After leaving my short-lived life as a Londoner, I did a week-long ultra touristy trek through Italy, hitting up Rome, Venice, Pompeii, and the Amalfi Coast. Everyone assured me I would absolutely love the romantic old-world charm of Venice. But after three days of exploring the maze-like canals and carless streets, I wasn’t impressed.
To me, I could easily see how Venice could be like the Times Square of Italy—the overcrowded tourist trap where no local in their right mind would ever go. Maybe it was just the time of year (late April) or the places I’d visited, but it seemed as though every narrow walkway was jam-packed with groups of map-wielding, camera happy tourists.
The antique architecture was enough to make me reach for my own camera at every turn. But after a while most of the streets (and my photographs) began to look the same. Okay, so maybe all of that weaving over and around canals led me in circles more times than I’d like to admit, but the narrow walkways crowded with storefronts, restaurants, and hotels really did become difficult to tell apart from one another.

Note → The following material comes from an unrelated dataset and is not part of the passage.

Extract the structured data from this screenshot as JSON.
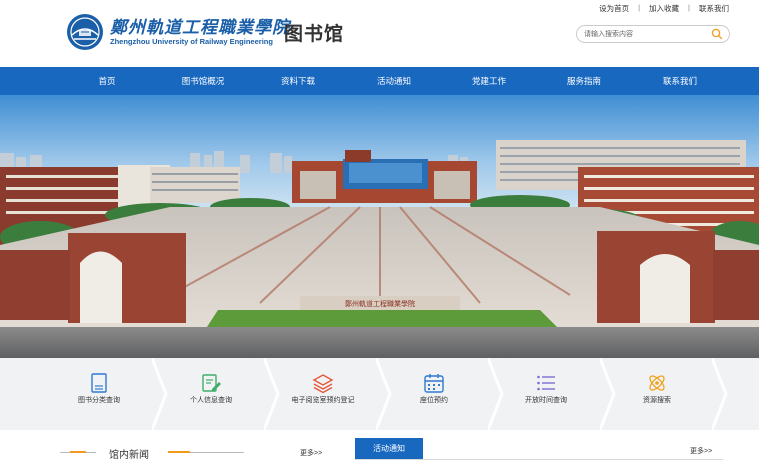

Sometimes (particularly when I was hangry or had to pee) it was just downright annoying to look across the street and see where I wanted to go, only to have to go six blocks out of my way to the nearest bridge to do so—and then getting lost. Lazy/dumb I know, but I don’t like maps and well, this is what happens when you don’t use maps in Venice.
A lot of people talk about how romantic Venice is. I wasn’t there on a romantic getaway, but the sheer amount of people at every turn made me wonder how anyone could consider Venice a romantic destination. These must be the same kind of people who also think New Years in Times Square or Jumbotron marriage proposals are romantic as well.
And let’s not forgot the infamous gondola ride. I knew they would be expensive, but $80-$100 to ride down a crowded canal alongside noisy motorboats while sucking in exhaust fumes? No thanks, I’ll go stuff my face with a five course meal of carbs at an awesome restaurant for that kind of money. I saw gondola guides talking on their cell phones and shouting at one another when they got within earshot. Ooh yes, I’ll take my romance with a side of boat rage please! (Okay I’m sure they’re really not that bad, this is just my way of justifying the fact that I didn’t spend that insane amount of money).
I must say that all of the food I had was pretty delicious in Venice, even though I’m sure that I ate at more than my fair share of tourist traps. Fresh meats, milky cheeses, homemade pastas, and an abundance of wine made every mealtime my favorite time of day.
Sadly, my absolute favorite day was the day we decided to grab a glass of wine (sometimes three) at each place we passed on our aimless walk through the maze-like streets. I usually prefer traveling to places where I don’t need to get drunk to enjoy myself, but the booze really helped to block out all of the tourists and notice the things that so many people love about Venice. Suddenly the city had a kind of rustic charm to it as wrinkled couples made their way through the streets while spouting off loud Italian. Loads of brightly colored laundry flapped against the peeling paint of centuries-old buildings. Kids ran through the car-free streets kicking soccer balls, and restaurants lured us in with their accordions and wine lists.
Wine was definitely a good choice in Venice.
Have you ever been to Venice? What do you think, love it or skip it?